- _THE RECORDS_
---+---

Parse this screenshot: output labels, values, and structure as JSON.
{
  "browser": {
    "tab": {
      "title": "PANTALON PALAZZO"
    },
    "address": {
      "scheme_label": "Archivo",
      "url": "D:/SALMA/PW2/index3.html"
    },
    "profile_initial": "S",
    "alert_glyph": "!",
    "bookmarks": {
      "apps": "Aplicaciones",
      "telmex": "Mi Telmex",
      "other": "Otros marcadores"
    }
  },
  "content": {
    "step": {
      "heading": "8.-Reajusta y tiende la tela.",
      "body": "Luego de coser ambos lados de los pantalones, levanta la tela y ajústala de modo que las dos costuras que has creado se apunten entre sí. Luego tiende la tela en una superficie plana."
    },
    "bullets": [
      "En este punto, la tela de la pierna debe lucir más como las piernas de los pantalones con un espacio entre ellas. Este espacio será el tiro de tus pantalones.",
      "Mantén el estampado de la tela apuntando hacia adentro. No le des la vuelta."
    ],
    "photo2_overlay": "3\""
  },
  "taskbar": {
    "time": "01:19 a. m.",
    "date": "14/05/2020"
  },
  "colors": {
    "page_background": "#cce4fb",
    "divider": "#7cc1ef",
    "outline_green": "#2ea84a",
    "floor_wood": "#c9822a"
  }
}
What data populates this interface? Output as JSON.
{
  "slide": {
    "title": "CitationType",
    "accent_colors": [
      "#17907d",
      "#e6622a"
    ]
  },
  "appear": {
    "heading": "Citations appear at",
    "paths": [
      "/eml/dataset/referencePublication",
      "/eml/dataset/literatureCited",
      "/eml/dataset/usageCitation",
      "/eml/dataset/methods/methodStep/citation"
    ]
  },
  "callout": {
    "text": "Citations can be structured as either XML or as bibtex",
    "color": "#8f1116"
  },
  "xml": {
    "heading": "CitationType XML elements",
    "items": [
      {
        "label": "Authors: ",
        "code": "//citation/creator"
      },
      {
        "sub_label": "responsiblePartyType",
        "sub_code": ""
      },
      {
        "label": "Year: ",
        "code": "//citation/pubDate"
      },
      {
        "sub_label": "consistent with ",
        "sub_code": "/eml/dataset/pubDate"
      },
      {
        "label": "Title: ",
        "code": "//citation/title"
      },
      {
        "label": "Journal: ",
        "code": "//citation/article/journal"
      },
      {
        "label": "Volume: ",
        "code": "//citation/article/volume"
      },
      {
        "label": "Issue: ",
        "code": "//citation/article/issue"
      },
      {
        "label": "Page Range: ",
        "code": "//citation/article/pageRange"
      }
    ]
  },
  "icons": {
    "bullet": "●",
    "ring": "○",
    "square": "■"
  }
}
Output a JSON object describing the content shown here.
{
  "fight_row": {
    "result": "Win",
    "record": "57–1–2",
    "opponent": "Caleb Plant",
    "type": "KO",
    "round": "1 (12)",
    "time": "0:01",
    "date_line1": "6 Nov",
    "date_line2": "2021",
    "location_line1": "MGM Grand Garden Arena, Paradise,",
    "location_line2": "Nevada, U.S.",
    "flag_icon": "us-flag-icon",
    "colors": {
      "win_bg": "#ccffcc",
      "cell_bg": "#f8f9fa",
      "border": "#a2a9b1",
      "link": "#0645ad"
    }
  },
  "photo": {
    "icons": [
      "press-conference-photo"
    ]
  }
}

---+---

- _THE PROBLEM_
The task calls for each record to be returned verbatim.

- _ANSWER TO THE EXERCISE_
Parse this screenshot: output labels, values, and structure as JSON.
{
  "browser": {
    "tab": {
      "title": "PANTALON PALAZZO"
    },
    "address": {
      "scheme_label": "Archivo",
      "url": "D:/SALMA/PW2/index3.html"
    },
    "profile_initial": "S",
    "alert_glyph": "!",
    "bookmarks": {
      "apps": "Aplicaciones",
      "telmex": "Mi Telmex",
      "other": "Otros marcadores"
    }
  },
  "content": {
    "step": {
      "heading": "8.-Reajusta y tiende la tela.",
      "body": "Luego de coser ambos lados de los pantalones, levanta la tela y ajústala de modo que las dos costuras que has creado se apunten entre sí. Luego tiende la tela en una superficie plana."
    },
    "bullets": [
      "En este punto, la tela de la pierna debe lucir más como las piernas de los pantalones con un espacio entre ellas. Este espacio será el tiro de tus pantalones.",
      "Mantén el estampado de la tela apuntando hacia adentro. No le des la vuelta."
    ],
    "photo2_overlay": "3\""
  },
  "taskbar": {
    "time": "01:19 a. m.",
    "date": "14/05/2020"
  },
  "colors": {
    "page_background": "#cce4fb",
    "divider": "#7cc1ef",
    "outline_green": "#2ea84a",
    "floor_wood": "#c9822a"
  }
}
What data populates this interface? Output as JSON.
{
  "slide": {
    "title": "CitationType",
    "accent_colors": [
      "#17907d",
      "#e6622a"
    ]
  },
  "appear": {
    "heading": "Citations appear at",
    "paths": [
      "/eml/dataset/referencePublication",
      "/eml/dataset/literatureCited",
      "/eml/dataset/usageCitation",
      "/eml/dataset/methods/methodStep/citation"
    ]
  },
  "callout": {
    "text": "Citations can be structured as either XML or as bibtex",
    "color": "#8f1116"
  },
  "xml": {
    "heading": "CitationType XML elements",
    "items": [
      {
        "label": "Authors: ",
        "code": "//citation/creator"
      },
      {
        "sub_label": "responsiblePartyType",
        "sub_code": ""
      },
      {
        "label": "Year: ",
        "code": "//citation/pubDate"
      },
      {
        "sub_label": "consistent with ",
        "sub_code": "/eml/dataset/pubDate"
      },
      {
        "label": "Title: ",
        "code": "//citation/title"
      },
      {
        "label": "Journal: ",
        "code": "//citation/article/journal"
      },
      {
        "label": "Volume: ",
        "code": "//citation/article/volume"
      },
      {
        "label": "Issue: ",
        "code": "//citation/article/issue"
      },
      {
        "label": "Page Range: ",
        "code": "//citation/article/pageRange"
      }
    ]
  },
  "icons": {
    "bullet": "●",
    "ring": "○",
    "square": "■"
  }
}
Output a JSON object describing the content shown here.
{
  "fight_row": {
    "result": "Win",
    "record": "57–1–2",
    "opponent": "Caleb Plant",
    "type": "KO",
    "round": "1 (12)",
    "time": "0:01",
    "date_line1": "6 Nov",
    "date_line2": "2021",
    "location_line1": "MGM Grand Garden Arena, Paradise,",
    "location_line2": "Nevada, U.S.",
    "flag_icon": "us-flag-icon",
    "colors": {
      "win_bg": "#ccffcc",
      "cell_bg": "#f8f9fa",
      "border": "#a2a9b1",
      "link": "#0645ad"
    }
  },
  "photo": {
    "icons": [
      "press-conference-photo"
    ]
  }
}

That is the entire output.